== Segment start ==
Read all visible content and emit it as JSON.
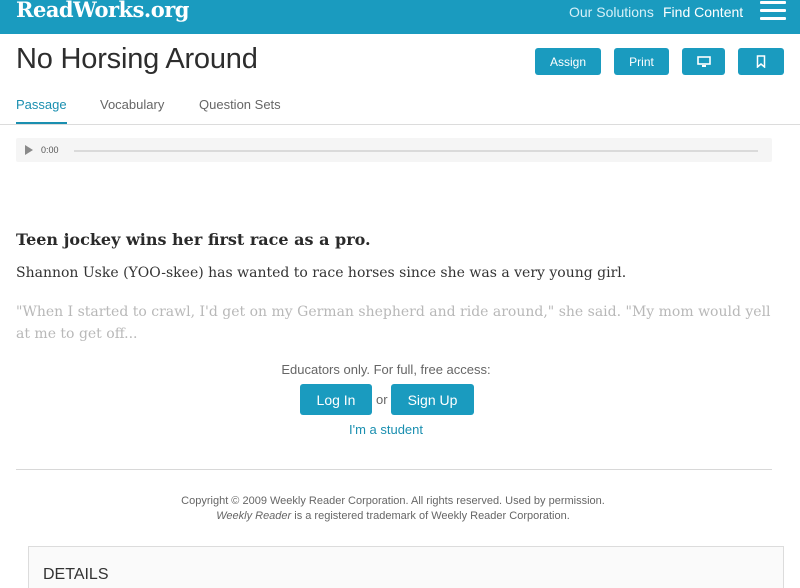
{
  "header": {
    "logo": "ReadWorks.org",
    "nav": [
      "Our Solutions",
      "Find Content"
    ],
    "menu_icon": "hamburger-icon"
  },
  "page": {
    "title": "No Horsing Around",
    "actions": {
      "assign": "Assign",
      "print": "Print",
      "present_icon": "monitor-icon",
      "bookmark_icon": "bookmark-icon"
    }
  },
  "tabs": [
    {
      "label": "Passage",
      "active": true
    },
    {
      "label": "Vocabulary",
      "active": false
    },
    {
      "label": "Question Sets",
      "active": false
    }
  ],
  "audio": {
    "time": "0:00",
    "play_icon": "play-icon"
  },
  "passage": {
    "headline": "Teen jockey wins her first race as a pro.",
    "para1": "Shannon Uske (YOO-skee) has wanted to race horses since she was a very young girl.",
    "para2": "\"When I started to crawl, I'd get on my German shepherd and ride around,\" she said. \"My mom would yell at me to get off..."
  },
  "access": {
    "prompt": "Educators only. For full, free access:",
    "login": "Log In",
    "or": "or",
    "signup": "Sign Up",
    "student": "I'm a student"
  },
  "footer": {
    "copyright": "Copyright © 2009 Weekly Reader Corporation. All rights reserved. Used by permission.",
    "trademark_italic": "Weekly Reader",
    "trademark_rest": " is a registered trademark of Weekly Reader Corporation."
  },
  "details": {
    "label": "DETAILS"
  },
  "colors": {
    "accent": "#1a9bbf",
    "link": "#1a8fb0"
  }
}
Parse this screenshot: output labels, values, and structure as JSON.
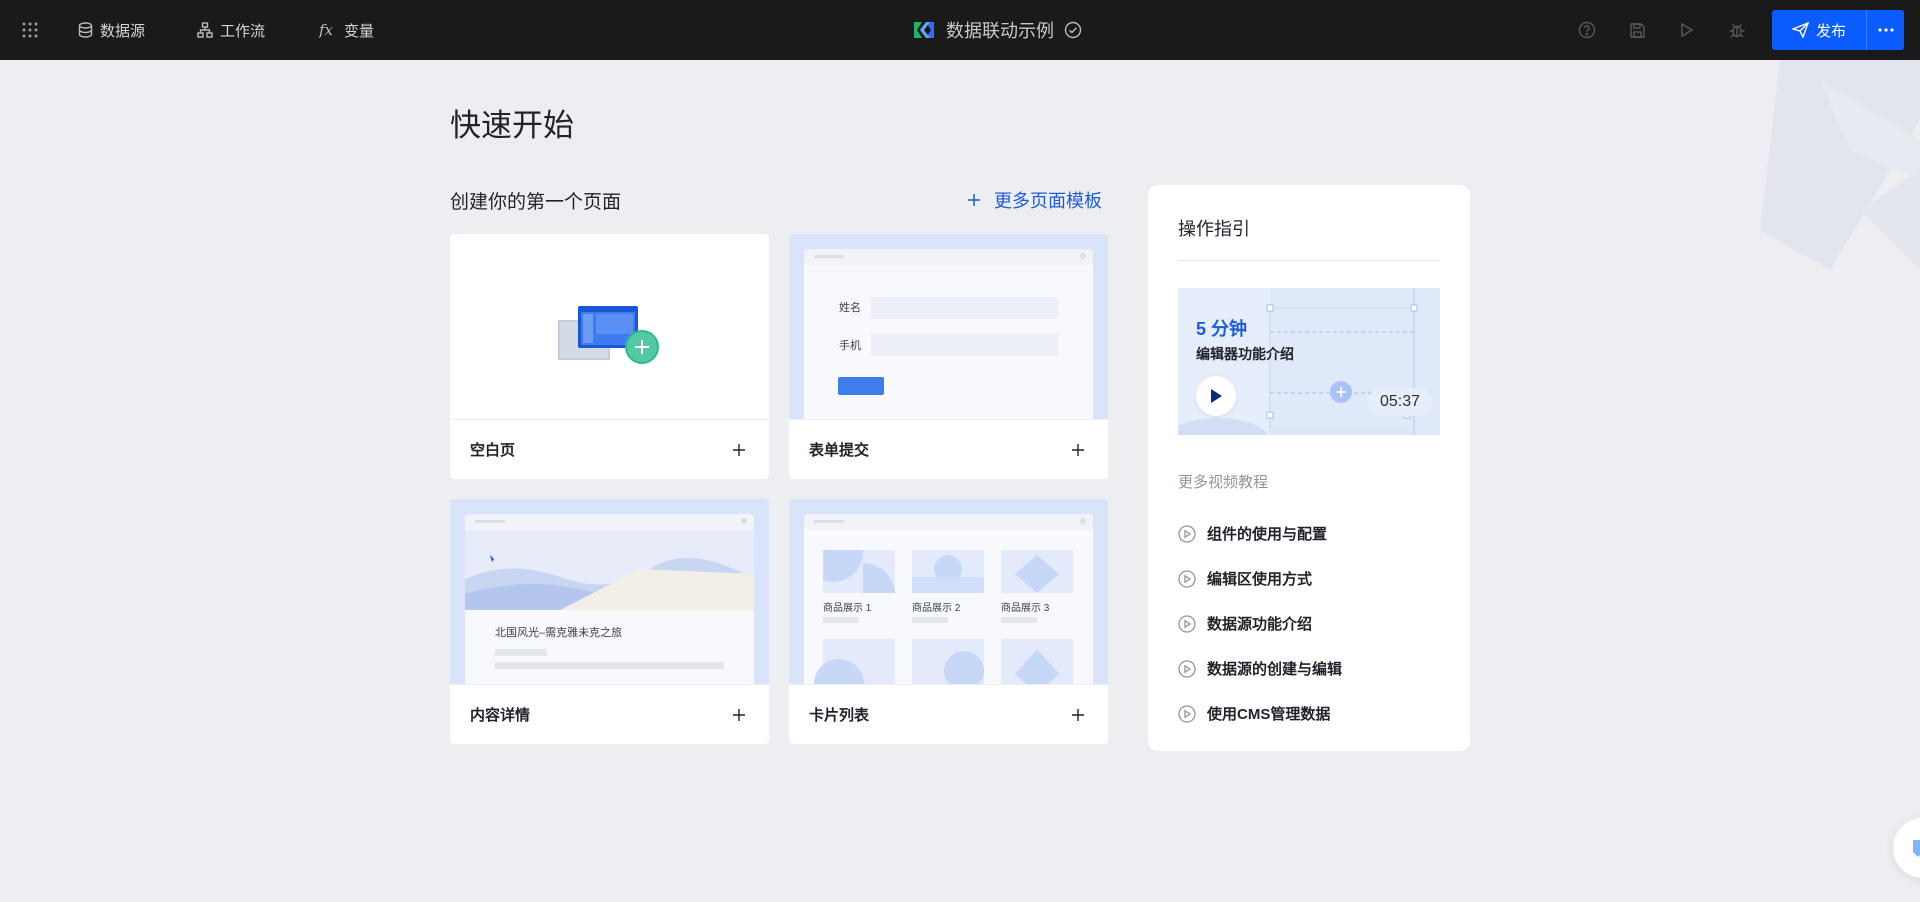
{
  "topbar": {
    "nav": [
      {
        "label": "数据源",
        "icon": "database-icon"
      },
      {
        "label": "工作流",
        "icon": "workflow-icon"
      },
      {
        "label": "变量",
        "icon": "fx-icon"
      }
    ],
    "app_title": "数据联动示例",
    "publish_label": "发布"
  },
  "main": {
    "title": "快速开始",
    "section_title": "创建你的第一个页面",
    "more_templates_label": "更多页面模板",
    "cards": [
      {
        "label": "空白页"
      },
      {
        "label": "表单提交",
        "preview": {
          "field1": "姓名",
          "field2": "手机"
        }
      },
      {
        "label": "内容详情",
        "preview": {
          "caption": "北国风光–需克雅未克之旅"
        }
      },
      {
        "label": "卡片列表",
        "preview": {
          "items": [
            "商品展示 1",
            "商品展示 2",
            "商品展示 3"
          ]
        }
      }
    ]
  },
  "guide": {
    "title": "操作指引",
    "video": {
      "minutes": "5 分钟",
      "subtitle": "编辑器功能介绍",
      "duration": "05:37"
    },
    "more_label": "更多视频教程",
    "items": [
      {
        "label": "组件的使用与配置"
      },
      {
        "label": "编辑区使用方式"
      },
      {
        "label": "数据源功能介绍"
      },
      {
        "label": "数据源的创建与编辑"
      },
      {
        "label": "使用CMS管理数据"
      }
    ]
  },
  "colors": {
    "topbar": "#1a1a1a",
    "accent": "#0a5cff",
    "link": "#1e5bd9",
    "page_bg": "#edeef2",
    "thumb_bg": "#d9e4fb"
  }
}
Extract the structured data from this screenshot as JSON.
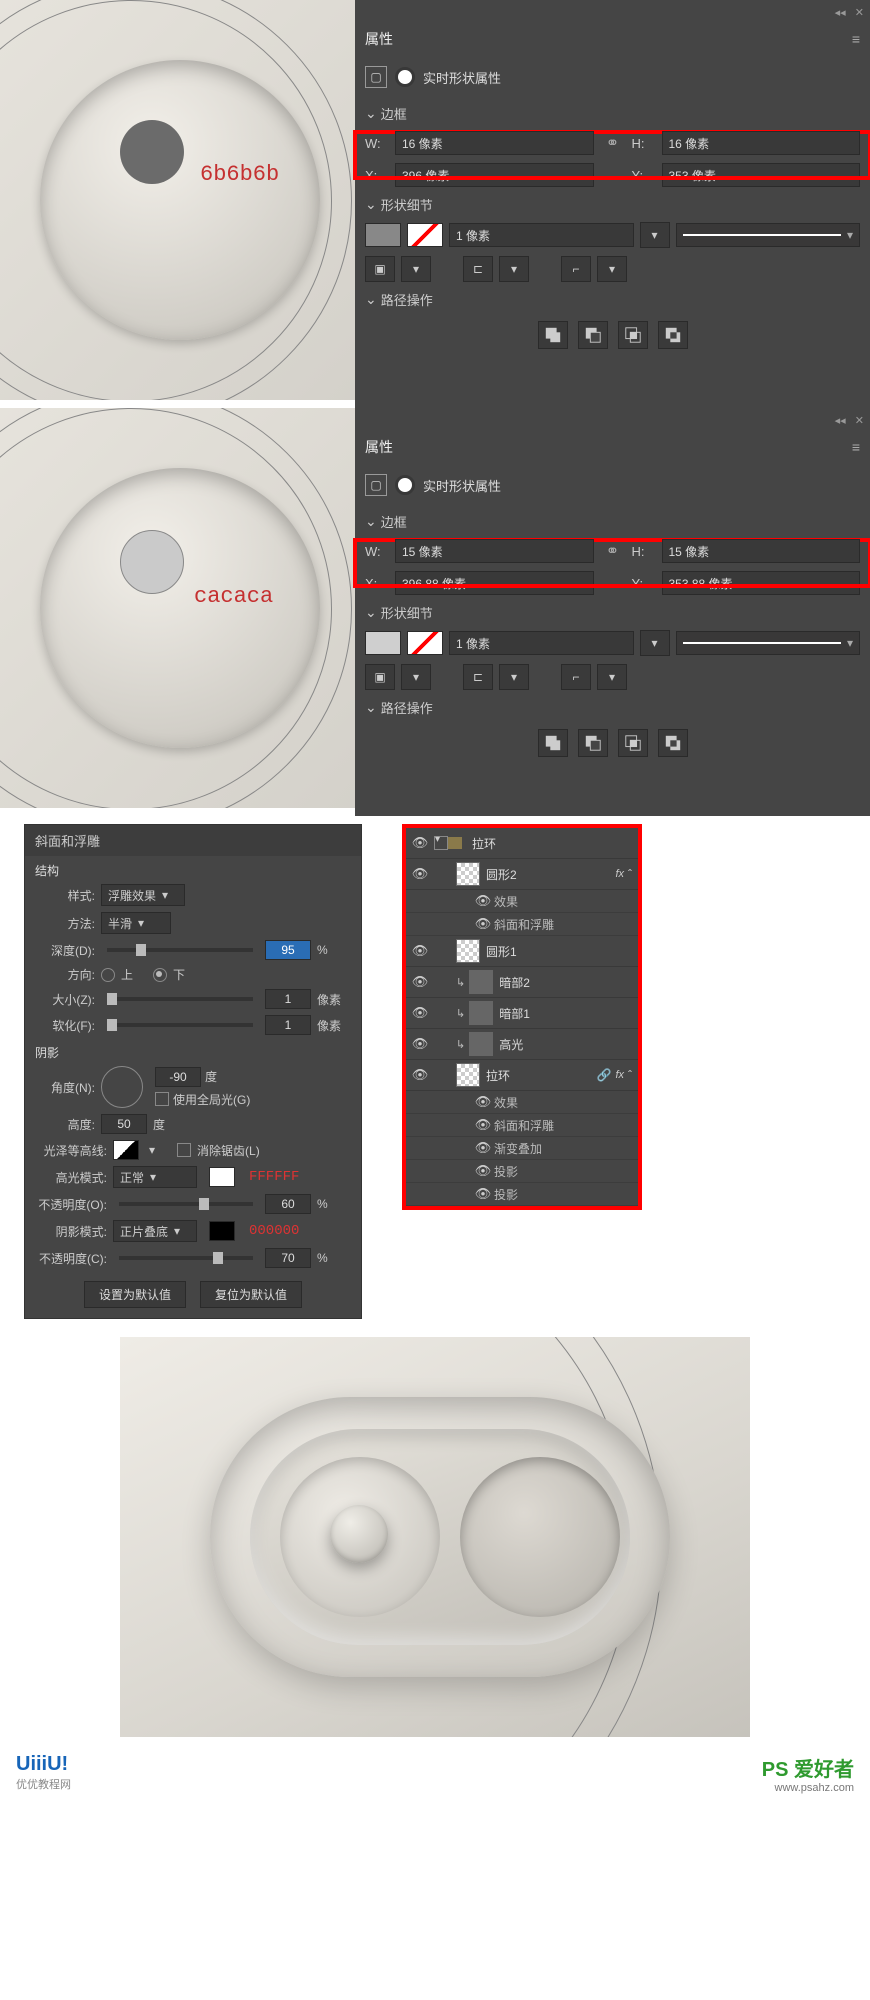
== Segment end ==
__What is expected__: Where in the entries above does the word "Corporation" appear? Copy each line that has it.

__Answer section__:
    "copyright": "Copyright © 2009 Weekly Reader Corporation. All rights reserved. Used by permission.",
    "trademark_rest": " is a registered trademark of Weekly Reader Corporation."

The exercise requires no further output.